I think of Atlanta in the early 19-teens…
I see the bustle and excitement that Honey saw. I imagine his confidence – he had done so much for himself for years at that point. He was at the tail end of puberty and feeling more like a man trapped inside of a boy all the time. He wanted to be able to control his destiny, even in the trivial, daily sense. Segregation and racism made that very difficult for him.
When I look at this picture…
which was taken outside of a Southern movie theater in 1933, I imagine Young Butler making his way to the Colored Admission. And had Honey not stowed away to Europe, would he have been doing the same? Hard pill to swallow, as fictional as it may be.
I found some interesting info on the Romanichal nomad tribe that originated from Great Britain. They were known for their great care and work with horses. These are the people that Honey encounters, calling themselves the Stanleys.
The Wikipedia page on the Romanichal is very interesting. I noted these excerpts in particular:
European countries forced the further transport of the Romani of Britain to the Americas. Many times those deported in this manner did not survive as an ethnic group, because of the separations after the round up, the sea passage and the subsequent settlement as slaves, all destroying their social fabric.
^This reminds me of when Mr. Stanley refers to himself as “colored” and being treated unfairly.
Many, but not all, Romanichals are noted for a fairer phenotype than that of other Romani groups in Europe. Lighter-skinned Romani are not uncommon, and a light phenotype, including individuals with blond hair and blue eyes, can also be seen in established Eastern European Roma communities.
^And this gives an interesting perspective to why Honey is so perplexed as to how these white-looking people see themselves as “other” in Europe.
Finally, a Romanichal family in London in the late 1880s and a Romanichal man… just being swoonworthy for no good reason.
As we consider Honey’s upbringing, please enjoy the media and information here:
- Honey’s parents met in the Bottoms where they sharecropped on the Wiley Bullard plantation. Honey’s mother was part Creek. The Creek Indians were the most populous tribe north of Mexico through the late 1800s, and had a very integral relationship with the white residents of the Columbus area for some time through the turn of the 20th century.
- When they moved to Columbus, the Bullard family lived on Talbotton Road. Eugene and his siblings attended black schools: Claflin and Twenty-Eighth Street. Claflin has been in extensive disrepair for some time, but is still on 6th avenue across from the lofts. It was the first school for former slaves in Columbus.
- William Bullard, Eugene’s father, worked for W. C. Bradley in various capacities. W. C. Bradley shipped cotton up and down the Chattahoochee River.
4. There are many examples of violent mobs executing racially-charged “justice” in Columbus, GA at the turn of the century. The idea that William Bullard was surrounded by an angry mob after his altercation with the foreman ended in the foreman’s untimely death is not surprising. Here is just one quick example of the way that mobs executed vengeance in Columbus, GA at that time.

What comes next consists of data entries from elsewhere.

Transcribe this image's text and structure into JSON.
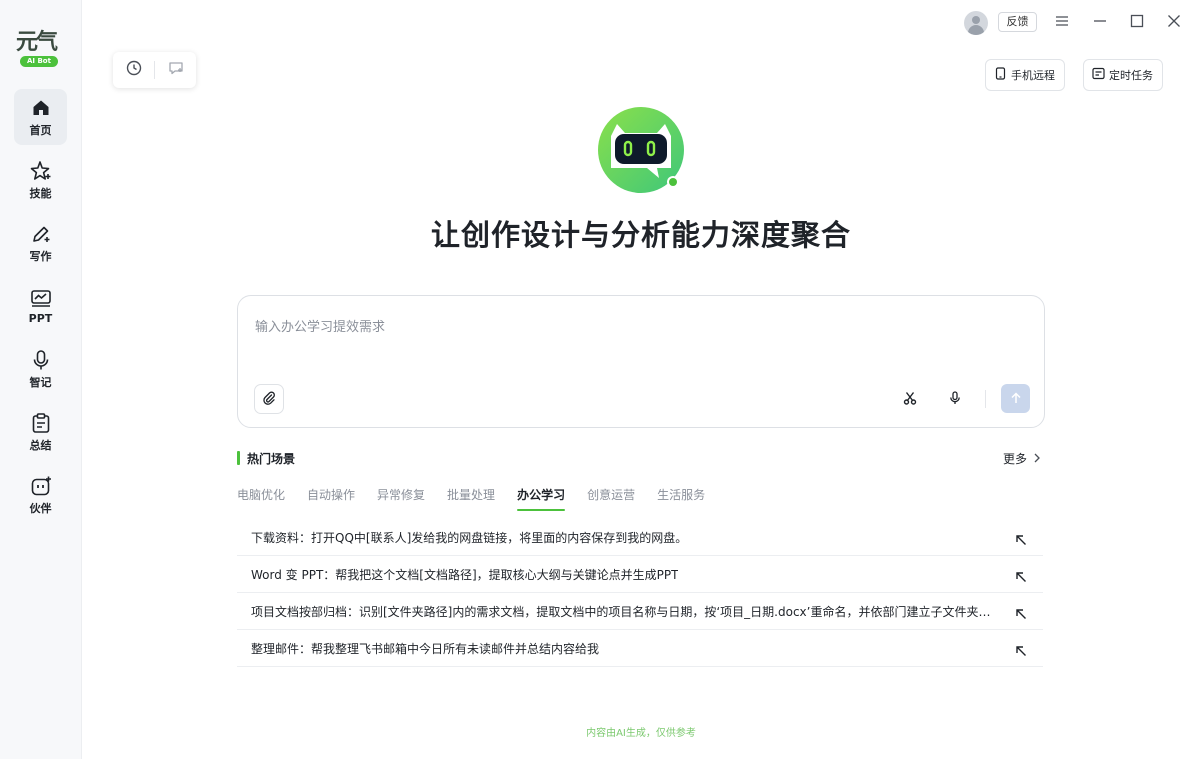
{
  "app": {
    "logo_text": "元气",
    "logo_badge": "AI Bot"
  },
  "sidebar": {
    "items": [
      {
        "label": "首页",
        "icon": "home-icon",
        "active": true
      },
      {
        "label": "技能",
        "icon": "sparkle-icon",
        "active": false
      },
      {
        "label": "写作",
        "icon": "pen-icon",
        "active": false
      },
      {
        "label": "PPT",
        "icon": "presentation-icon",
        "active": false
      },
      {
        "label": "智记",
        "icon": "microphone-icon",
        "active": false
      },
      {
        "label": "总结",
        "icon": "clipboard-icon",
        "active": false
      },
      {
        "label": "伙伴",
        "icon": "bot-face-icon",
        "active": false
      }
    ]
  },
  "topbar": {
    "feedback_label": "反馈",
    "phone_remote_label": "手机远程",
    "scheduled_task_label": "定时任务"
  },
  "hero": {
    "headline": "让创作设计与分析能力深度聚合"
  },
  "composer": {
    "placeholder": "输入办公学习提效需求"
  },
  "hot": {
    "title": "热门场景",
    "more_label": "更多",
    "tabs": [
      "电脑优化",
      "自动操作",
      "异常修复",
      "批量处理",
      "办公学习",
      "创意运营",
      "生活服务"
    ],
    "active_tab": "办公学习",
    "items": [
      "下载资料：打开QQ中[联系人]发给我的网盘链接，将里面的内容保存到我的网盘。",
      "Word 变 PPT：帮我把这个文档[文档路径]，提取核心大纲与关键论点并生成PPT",
      "项目文档按部归档：识别[文件夹路径]内的需求文档，提取文档中的项目名称与日期，按‘项目_日期.docx’重命名，并依部门建立子文件夹归类存放",
      "整理邮件：帮我整理飞书邮箱中今日所有未读邮件并总结内容给我"
    ]
  },
  "footer": {
    "note": "内容由AI生成，仅供参考"
  },
  "colors": {
    "accent": "#4cc13c",
    "send_disabled": "#c9d6ec",
    "sidebar_bg": "#f7f8fa"
  }
}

5. The C&S (Colorado & Southern) train line that Eugene mentions taking east when he runs away from home might have looked like this coach below. This is the 1906 model, photographed in Denver, Colorado.
Please reference the following videos to get an idea of the dances that were commonly done at Zelli’s, Le Grand Duc, and all over the Montmartre jazz-age club scene. Bricktop was known for her Charleston and Black Bottom, as was Josephine Baker. Of course, Josephine would later be best known for her banana dance among others.
From the start of World War I, hundreds of young American men and women driven by idealism or a sense of adventure or both joined the Allied cause.
The vision of aviators, the knights of the air, attracted many to the French and British air services. Then as the reputation and the glamour of the Lafayette Escadrille grew, many of these aspiring airmen wanted to join the famous squadron. However, by early 1916, the Escadrille, officially N.124, had its full complement of pilots, all American volunteers. The Lafayette Escadrille was the only unit in French service made up solely of American pilots.
Eugene Bullard flew with the Escadrille as a Corporal and completed many valiant missions over Verdun in the summer of 1916.
Learn more about this amazing group of pilots at http://neam.org/lafayette-escadrille/index.html